§ **Given records**

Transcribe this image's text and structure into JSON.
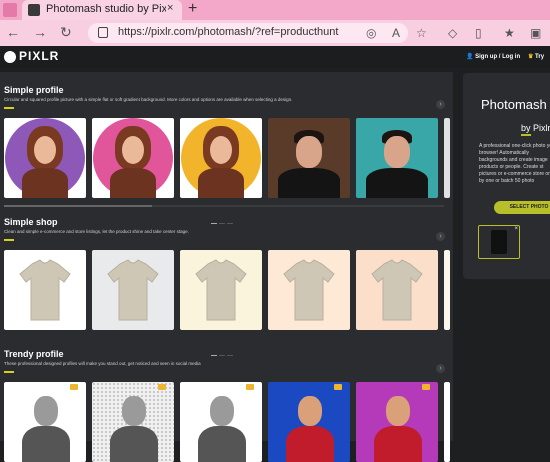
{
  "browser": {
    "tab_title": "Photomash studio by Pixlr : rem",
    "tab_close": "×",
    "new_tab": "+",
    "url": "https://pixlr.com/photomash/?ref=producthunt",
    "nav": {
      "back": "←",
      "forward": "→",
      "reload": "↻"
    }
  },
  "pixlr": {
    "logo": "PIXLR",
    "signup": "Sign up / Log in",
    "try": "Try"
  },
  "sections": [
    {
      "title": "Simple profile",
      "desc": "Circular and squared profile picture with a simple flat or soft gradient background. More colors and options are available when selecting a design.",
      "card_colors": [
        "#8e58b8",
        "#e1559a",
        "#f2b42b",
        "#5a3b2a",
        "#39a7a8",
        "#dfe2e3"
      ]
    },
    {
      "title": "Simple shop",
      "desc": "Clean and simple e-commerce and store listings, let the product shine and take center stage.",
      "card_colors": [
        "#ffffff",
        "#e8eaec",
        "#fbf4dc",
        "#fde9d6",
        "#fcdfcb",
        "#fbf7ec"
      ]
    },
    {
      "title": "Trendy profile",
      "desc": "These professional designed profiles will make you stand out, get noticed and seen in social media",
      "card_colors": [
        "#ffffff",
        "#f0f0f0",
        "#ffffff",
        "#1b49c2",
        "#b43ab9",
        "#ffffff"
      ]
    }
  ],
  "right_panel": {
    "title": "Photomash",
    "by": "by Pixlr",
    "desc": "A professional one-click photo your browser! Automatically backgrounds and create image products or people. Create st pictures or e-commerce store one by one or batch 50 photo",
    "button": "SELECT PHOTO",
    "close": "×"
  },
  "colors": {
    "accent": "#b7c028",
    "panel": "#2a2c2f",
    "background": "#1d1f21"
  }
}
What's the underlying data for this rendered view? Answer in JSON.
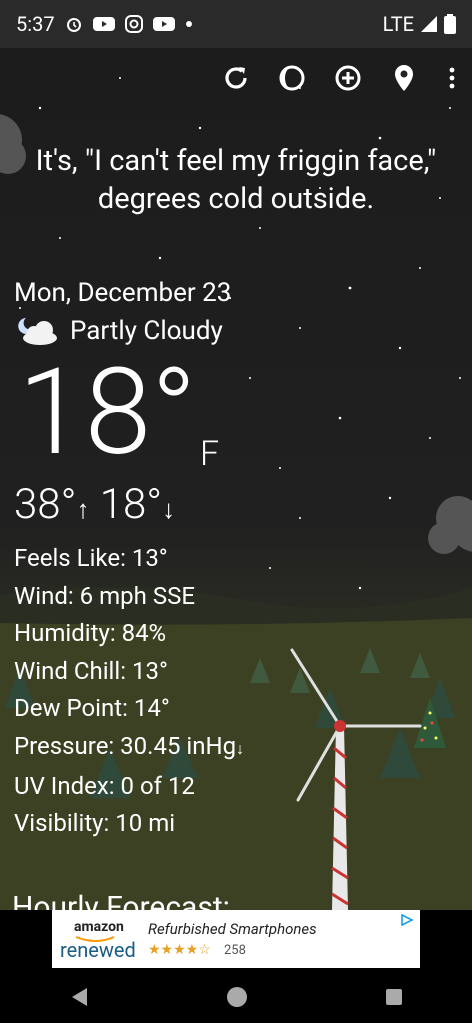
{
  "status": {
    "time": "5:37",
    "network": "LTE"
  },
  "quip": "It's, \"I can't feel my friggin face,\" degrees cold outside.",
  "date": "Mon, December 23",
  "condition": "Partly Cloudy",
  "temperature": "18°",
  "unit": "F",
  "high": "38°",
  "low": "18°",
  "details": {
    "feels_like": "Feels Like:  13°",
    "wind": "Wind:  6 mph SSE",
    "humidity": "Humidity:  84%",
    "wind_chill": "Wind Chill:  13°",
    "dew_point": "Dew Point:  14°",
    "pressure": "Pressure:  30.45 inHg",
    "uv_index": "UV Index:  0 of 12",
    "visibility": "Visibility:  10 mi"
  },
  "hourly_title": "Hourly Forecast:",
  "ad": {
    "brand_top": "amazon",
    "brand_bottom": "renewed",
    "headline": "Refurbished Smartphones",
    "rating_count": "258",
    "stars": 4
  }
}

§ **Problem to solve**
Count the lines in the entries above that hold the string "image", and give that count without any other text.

§ **Reply to the task**
2